Before any event like this, and during it, a media campaign should have been organized to explain what to do in the event of a riot or any other type of mass social disturbance. Alcohol, drug and weapon-free “Safe Zones” should have been organized with emergency medical care available and possibly even organized transportation out of the downtown core. People joining in on the mega-party should have known exactly what to do. This information campaign could have been implemented with a dialogue in the media and flyers handed out through the crowds by “Safety Officers” that would be clearly distinguishable in the crowds. The flyers could even pay for themselves with advertisements by local businesses who might also be involved in creating the safety zones. It should have been explained to the public that cameras, both public and private, would be capturing everything that took place and criminals would be prosecuted to the fullest extent of the law. The greatest deterrent for crime is the certainty of prosecution. The public should also be made aware of the dangers caused by remaining in the zone of conflict. Just because you only took pictures of the window being kicked in, doesn’t mean you aren’t partially morally responsible. Your presence provided the cover for the crime to be committed. In any dialogue regarding this issue, it is important to tell people not to try and save material items targeted for destruction or theft. Getting between the rioters and the windows of a business might seem like a heroic thing to do (and it was), but it is very, very dangerous. It isn’t worth it to get beat up, stabbed or shot to save a Louis Vuitton handbag.

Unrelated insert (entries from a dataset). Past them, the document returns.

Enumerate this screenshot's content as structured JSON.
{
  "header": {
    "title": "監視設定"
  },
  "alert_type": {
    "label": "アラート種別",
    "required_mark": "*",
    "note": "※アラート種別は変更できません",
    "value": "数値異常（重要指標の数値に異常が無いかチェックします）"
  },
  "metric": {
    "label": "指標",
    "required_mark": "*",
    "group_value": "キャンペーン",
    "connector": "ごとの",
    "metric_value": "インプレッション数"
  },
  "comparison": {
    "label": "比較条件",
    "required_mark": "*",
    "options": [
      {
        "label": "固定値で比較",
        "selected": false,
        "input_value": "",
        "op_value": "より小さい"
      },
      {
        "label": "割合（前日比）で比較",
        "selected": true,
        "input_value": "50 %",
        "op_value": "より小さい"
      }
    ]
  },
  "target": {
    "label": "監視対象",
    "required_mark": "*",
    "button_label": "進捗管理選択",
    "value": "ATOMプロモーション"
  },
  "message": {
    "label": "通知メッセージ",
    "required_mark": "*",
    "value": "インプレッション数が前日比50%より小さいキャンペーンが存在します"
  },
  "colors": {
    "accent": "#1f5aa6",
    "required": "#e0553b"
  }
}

The old adage, “an ounce of prevention” rings true on this occasion and it’s not too late to take that wisdom to heart. Vancouver will again host these kinds of events, hopefully, and when they do, it would be nice if we were all prepared for any outcome. We are all angry right now and justice for the perpetrators is first on our list, but I wouldn’t count on the courts to stop this from happening again, here or anywhere else. There will always be a contingent willing to abuse this kind of situation. Next time, we should be ready for them –both the police and the public.